Haiti’s Cholera outbreak peak a month off
Haiti’s Cholera outbreak peak a month off – but death rate is down
Nov 24: UNICEF and its 70 partners are now fully mobilised against what is clearly one of the major outbreaks of cholera in recent history.
Haiti’s cholera outbreak is unlikely to peak until late December. Meanwhile, everything is being done to reduce the death toll, limit the number of people who catch the disease, and to treat the sick.
As of November 19, 56, 901 people sought care for episodes of cholera, 23817 cases requited hospitalisation and 1344 people had died. Around 200,000 people are expected to catch the disease.
Tensions around the presidential elections on November 28 led to deterioration of the security situation in the North.
Unrest in the north against UN troops, wrongly blamed for spreading the disease also hampered efforts. Testing has proved that UN troops did not bring cholera to Haiti.
Cities like Port-au-Prince, Haiti’s capital have serious gaps in sanitation. There are also serious concerns about funeral procedures– community wakes around bodies risk spreading the disease further. Mass graves are also undesirable, because sometimes they are close to water tables.
People have been issued with the basic cholera prevention tools – bars of soap, water treatment tablets and oral rehydration salts. Five thousand schools have been given such supplies. In some places, like hard-hit Artibonite, a water treatment unit has been installed. Otherwise, people use on water purification tablets or clean bought water.
UNICEF and the Haitian Government are also training teachers and social workers to explain basic messages to children and adults. Where there is already cholera in a school, it is disinfected, before learning is resumed. School water supplies and sanitation facilities are being upgraded.
Unfortunately, a recent survey showed that many Haitian people don’t understand that cholera is treatable and should not be fatal. Hand washing is not widely practised, the survey showed.
“The tools of cholera prevention are quite simple and the disease is largely treatable, but because it is essentially a new disease to Haiti and because of the inadequate state of drains, sewers and water supplies, it is a difficult place to prevent the spread of the disease,” said Dennis McKinlay, UNICEF NZ executive director.

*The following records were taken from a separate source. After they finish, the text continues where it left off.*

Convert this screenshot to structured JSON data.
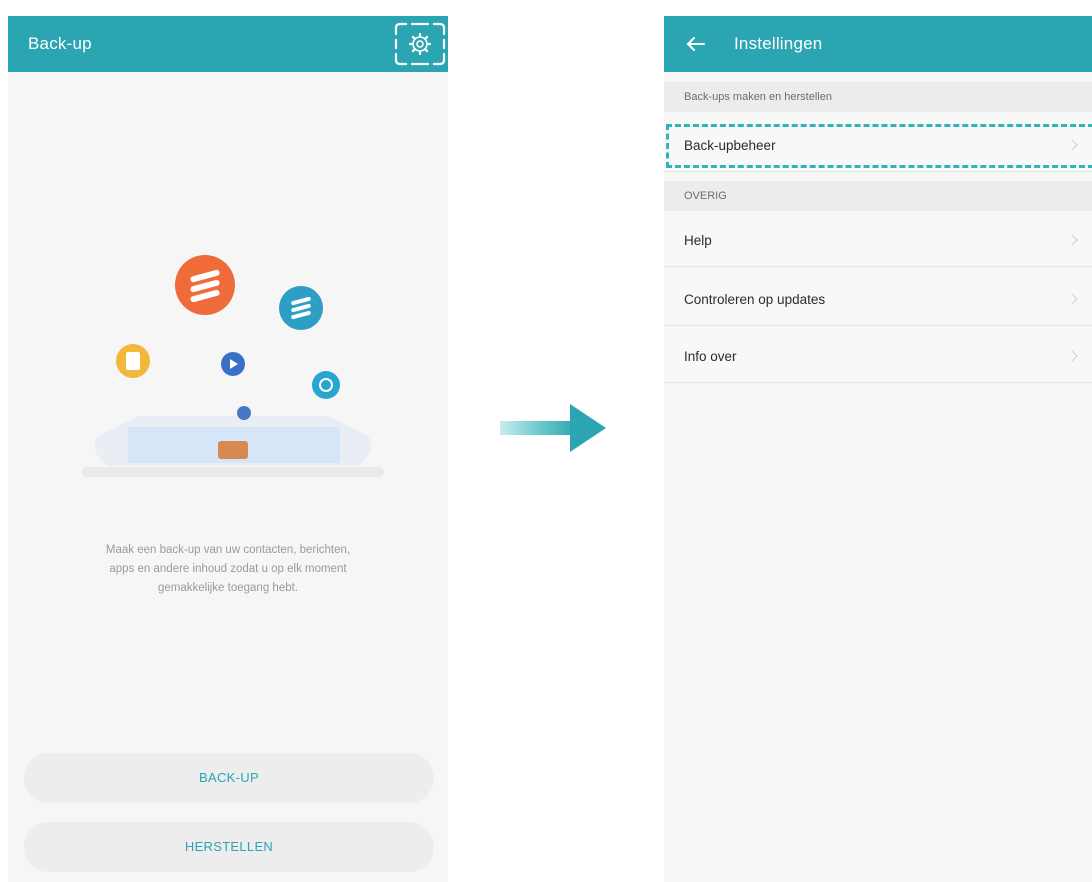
{
  "left_screen": {
    "title": "Back-up",
    "settings_icon": "gear-icon",
    "description_lines": [
      "Maak een back-up van uw contacten, berichten,",
      "apps en andere inhoud zodat u op elk moment",
      "gemakkelijke toegang hebt."
    ],
    "buttons": {
      "backup": "BACK-UP",
      "restore": "HERSTELLEN"
    }
  },
  "right_screen": {
    "title": "Instellingen",
    "back_icon": "arrow-left-icon",
    "sections": [
      {
        "header": "Back-ups maken en herstellen",
        "items": [
          {
            "label": "Back-upbeheer",
            "highlighted": true
          }
        ]
      },
      {
        "header": "OVERIG",
        "items": [
          {
            "label": "Help"
          },
          {
            "label": "Controleren op updates"
          },
          {
            "label": "Info over"
          }
        ]
      }
    ]
  },
  "colors": {
    "accent": "#2aa5b1",
    "highlight_dash": "#2fb4b8",
    "background": "#f6f6f6",
    "orange": "#ef6b3a",
    "blue": "#2e9fc4",
    "yellow": "#f3b73b"
  }
}
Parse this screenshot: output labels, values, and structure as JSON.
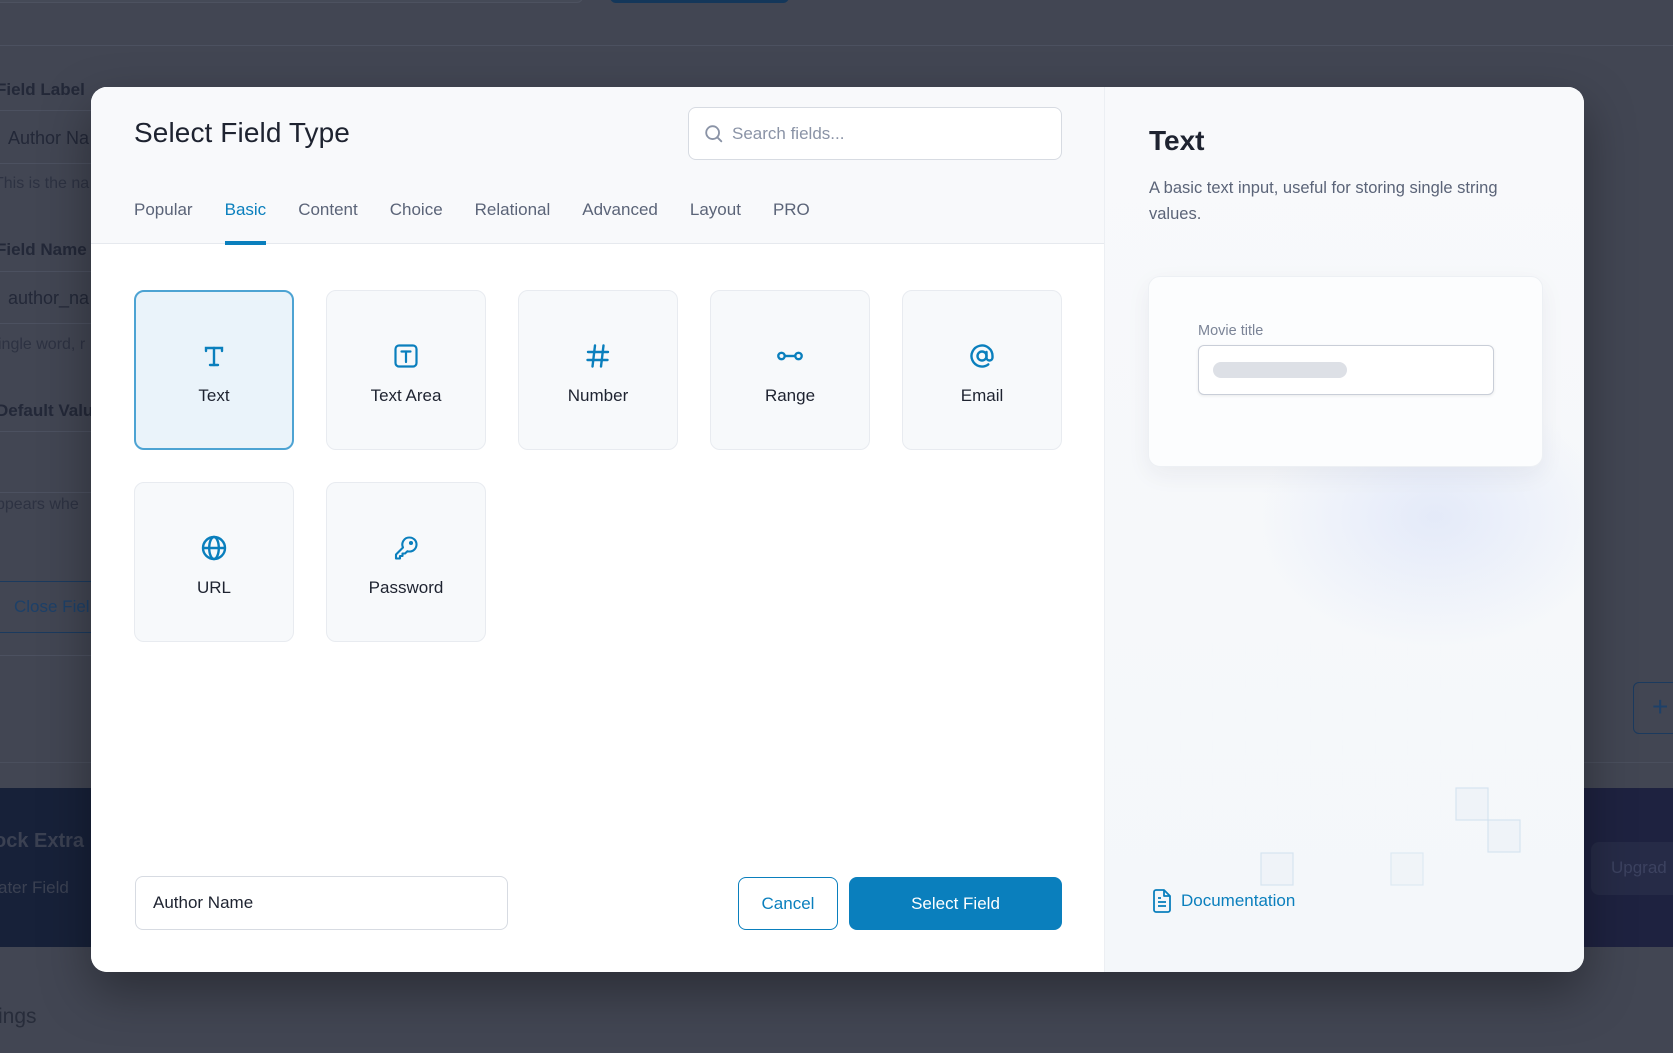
{
  "background": {
    "field_label_heading": "Field Label",
    "field_label_value": "Author Na",
    "field_label_help": "This is the na",
    "field_name_heading": "Field Name",
    "field_name_value": "author_na",
    "field_name_help": "ingle word, r",
    "default_value_heading": "Default Valu",
    "default_value_help": "ppears whe",
    "close_field_button": "Close Fiel",
    "band_title": "ock Extra I",
    "band_subtitle": "ater Field",
    "upgrade_button": "Upgrad",
    "plus_button": "+",
    "settings_heading": "ings"
  },
  "modal": {
    "title": "Select Field Type",
    "search": {
      "placeholder": "Search fields...",
      "value": ""
    },
    "tabs": [
      {
        "label": "Popular",
        "active": false
      },
      {
        "label": "Basic",
        "active": true
      },
      {
        "label": "Content",
        "active": false
      },
      {
        "label": "Choice",
        "active": false
      },
      {
        "label": "Relational",
        "active": false
      },
      {
        "label": "Advanced",
        "active": false
      },
      {
        "label": "Layout",
        "active": false
      },
      {
        "label": "PRO",
        "active": false
      }
    ],
    "field_types": [
      {
        "label": "Text",
        "icon": "text-icon",
        "selected": true
      },
      {
        "label": "Text Area",
        "icon": "textarea-icon",
        "selected": false
      },
      {
        "label": "Number",
        "icon": "hash-icon",
        "selected": false
      },
      {
        "label": "Range",
        "icon": "range-icon",
        "selected": false
      },
      {
        "label": "Email",
        "icon": "at-sign-icon",
        "selected": false
      },
      {
        "label": "URL",
        "icon": "globe-icon",
        "selected": false
      },
      {
        "label": "Password",
        "icon": "key-icon",
        "selected": false
      }
    ],
    "field_label_input": {
      "value": "Author Name"
    },
    "cancel_label": "Cancel",
    "select_label": "Select Field",
    "preview": {
      "title": "Text",
      "description": "A basic text input, useful for storing single string values.",
      "example_label": "Movie title",
      "documentation_label": "Documentation"
    },
    "colors": {
      "accent": "#0a7fbd",
      "selected_card_bg": "#eaf3fa",
      "selected_card_border": "#4da3d3"
    }
  }
}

“Both education and practices like water treatment are important. You have to change people’s practices and upgrade facilities, wherever possible. It is a multi-tiered approach.”
More medical staff, with experience in cholera treatment, are being sought both from within Haiti and without.

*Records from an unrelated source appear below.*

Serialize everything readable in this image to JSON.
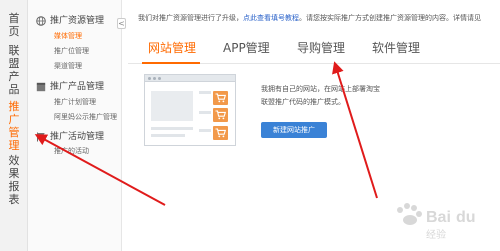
{
  "left_nav": {
    "items": [
      {
        "chars": [
          "首",
          "页"
        ],
        "active": false
      },
      {
        "chars": [
          "联",
          "盟",
          "产",
          "品"
        ],
        "active": false
      },
      {
        "chars": [
          "推",
          "广",
          "管",
          "理"
        ],
        "active": true
      },
      {
        "chars": [
          "效",
          "果",
          "报",
          "表"
        ],
        "active": false
      }
    ]
  },
  "sidebar": {
    "collapse_glyph": "<",
    "sections": [
      {
        "title": "推广资源管理",
        "icon": "globe-icon",
        "items": [
          {
            "label": "媒体管理",
            "active": true
          },
          {
            "label": "推广位管理",
            "active": false
          },
          {
            "label": "渠道管理",
            "active": false
          }
        ]
      },
      {
        "title": "推广产品管理",
        "icon": "box-icon",
        "items": [
          {
            "label": "推广计划管理",
            "active": false
          },
          {
            "label": "阿里妈公示推广管理",
            "active": false
          }
        ]
      },
      {
        "title": "推广活动管理",
        "icon": "flag-icon",
        "items": [
          {
            "label": "推广的活动",
            "active": false
          }
        ]
      }
    ]
  },
  "notice": {
    "prefix": "我们对推广资源管理进行了升级，",
    "link": "点此查看填号教程",
    "suffix": "。请您按实际推广方式创建推广资源管理的内容。详情请见"
  },
  "tabs": [
    {
      "label": "网站管理",
      "active": true
    },
    {
      "label": "APP管理",
      "active": false
    },
    {
      "label": "导购管理",
      "active": false
    },
    {
      "label": "软件管理",
      "active": false
    }
  ],
  "content": {
    "desc_line1": "我拥有自己的网站，在网站上部署淘宝",
    "desc_line2": "联盟推广代码的推广模式。",
    "new_button": "新建网站推广"
  },
  "colors": {
    "accent": "#ff6a00",
    "link": "#2a62c9",
    "button": "#3a82d6",
    "arrow": "#e01b1b",
    "cart": "#f2994a"
  }
}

“A sign that UNICEF cholera-response is working is the reduced death rate in Artibonite. It peaked on 8-9 of November, and is now well under half what it was. The number of cases is also falling there,” he said. But when you see pieces of good news like, this you can’t rest on your laurels,” he said.
But as of November 20, only about 10% of the work has been done. As part of the response plan, UNICEF $US19.4 million for its programmes.
“The money UNICEF needs for its vital plans in containing the spread of cholera, and in treating cholera cases, to minimise the death toll, is only starting to come in,” Mr McKinlay said.